The outlook of Singapore’s general insurance industry remains positive for the next few years, with an expected compound annual growth rate of 7.2% from 2021 to 2026, according to GlobalData.
The data and analytics firm forecast Singapore general insurance GWP to grow from SG$4.7 billion in 2021 to SG$6.6 billion in 2026. This will be driven by increased uptake of private health insurance and strong demand for property insurance from large infrastructure projects.

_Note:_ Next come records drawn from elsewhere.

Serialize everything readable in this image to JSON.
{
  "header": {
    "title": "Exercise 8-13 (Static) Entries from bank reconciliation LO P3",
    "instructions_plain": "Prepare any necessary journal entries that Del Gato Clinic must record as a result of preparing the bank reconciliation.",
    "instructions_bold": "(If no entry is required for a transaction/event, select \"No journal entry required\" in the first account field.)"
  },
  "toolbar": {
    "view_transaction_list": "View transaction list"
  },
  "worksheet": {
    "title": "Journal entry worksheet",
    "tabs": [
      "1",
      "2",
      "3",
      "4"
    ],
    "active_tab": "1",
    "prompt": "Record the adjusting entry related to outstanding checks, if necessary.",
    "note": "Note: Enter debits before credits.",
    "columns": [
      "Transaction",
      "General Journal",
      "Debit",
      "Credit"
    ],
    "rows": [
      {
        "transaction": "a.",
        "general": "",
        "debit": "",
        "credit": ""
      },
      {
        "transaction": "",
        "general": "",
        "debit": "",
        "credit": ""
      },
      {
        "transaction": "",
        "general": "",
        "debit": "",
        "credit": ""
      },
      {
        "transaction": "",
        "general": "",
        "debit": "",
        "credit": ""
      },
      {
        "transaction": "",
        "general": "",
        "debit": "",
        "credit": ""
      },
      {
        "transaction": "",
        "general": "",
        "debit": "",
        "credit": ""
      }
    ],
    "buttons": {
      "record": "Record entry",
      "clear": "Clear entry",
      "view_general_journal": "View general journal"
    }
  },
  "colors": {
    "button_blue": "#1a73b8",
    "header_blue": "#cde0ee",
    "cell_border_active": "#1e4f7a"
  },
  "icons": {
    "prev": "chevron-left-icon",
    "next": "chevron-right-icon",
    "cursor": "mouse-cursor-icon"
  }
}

Property insurance premiums surged in 2021, growing 14.1%.
“Singapore’s general insurance penetration at 0.8% in 2021 is lower than other regional countries like South Korea (5.1%), Japan (1.8%), China (1.2%) and Hong Kong (1.6%), indicating high growth opportunity,” said Rokkam Eswara Jyothi, insurance analyst at GlobalData.
Motor insurance is the largest general insurance line in Singapore, with a 24.6% share of GWP in 2021. This segment is expected to grow moderately at 2.7% in 2022, amid decreased motor vehicle sales due to increased taxes. According to GlobalData, the tax increase led to a 34.4% year on year drop in car sales for August. The cost of certificates of entitlement (COE) increased by 15.2% in 2022, making vehicles costlier to own. The COE grants the privilege to own a vehicle for a 10-year period and is a significant portion of the cost of car ownership.
Property insurance is the second largest general insurance line in Singapore, with a 19.5% share of GWP in 2021. Property insurance is expected to grow by 9.9% in 2022, with demand driven by increased construction activity in Singapore. The Building and Construction Authority said that up to SG$32 billion in construction contracts are to be awarded in the sector in 2022, with high demand for new infrastructure expected to continue until 2028.
Singapore is working on several rail projects, such as phases two and three of the Cross Island Line, including the Punggol Extension, as well as the Downtown Line’s extension to Sungei Kadut. Other projects in the pipeline include the Toa Payoh Integrated Development plan, which is expected to cost SG$4.7 billion; the Marina Bay Sands expansion, with a total cost of SG$4.7 billion; and the East Coast Integrated Depot with a total cost of SG$3.4 billion.
“Singapore’s general insurance industry is projected to recover backed by higher per capita income, and growing household spending that will drive the demand for household and commercial property, automobiles, and private health insurance,” Jyothi said.